Documentation of 3 channel video/ audio installation.
In 1929 during a screening of Dziga Vertov's film "The Man with a Movie Camera," the theatre’s projector jammed and repeated the same shot continuously. All viewers walked out of the theatre with the exception of one who remained and watched the repeated frame at 13.44 until it combusted. The shot was of the window of the Gostog offices in Moscow filmed at eye level with the street movement reflected.
During the Easter parade of 1929, a group of New York debutant's simultaneously lit their cigarettes, on cue. The images of these women smoking cigarettes were disseminated throughout the media under the headline ‘Torches of Freedom’. Working for the American Tobacco Company to increase the sale of cigarettes, Edward L. Bernays had consulted a psychoanalyst asking what cigarettes might mean to women.

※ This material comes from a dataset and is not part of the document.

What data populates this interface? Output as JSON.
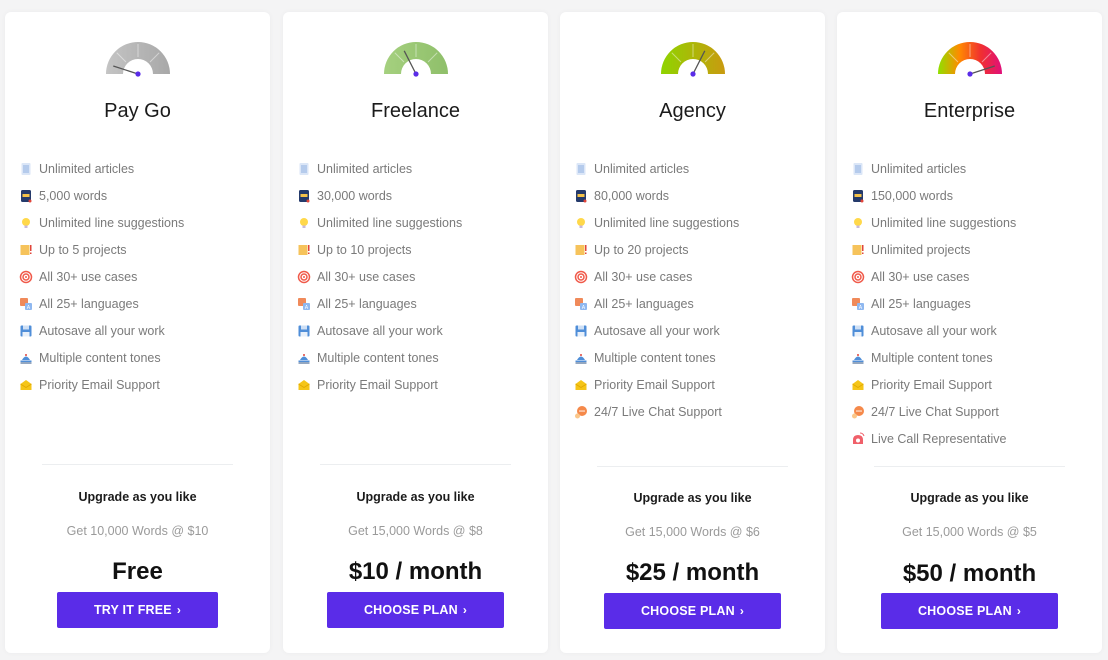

The psychoanalyst hypothesized that cigarettes symbolized the challenge of male power and so smoking could then be considered as a torch of freedom.
In 1929, two years after the first talking picture “The Jazz Singer” was released, the commercialization of the talking pictures started to take on great popularity, thus paving the way for the Hollywood studio system to monopolize the market. Using sound to maximize identification with characters, Hollywood used narrative story telling to construct hope and desire, in order to propagate and disseminate an American ideal and mythology.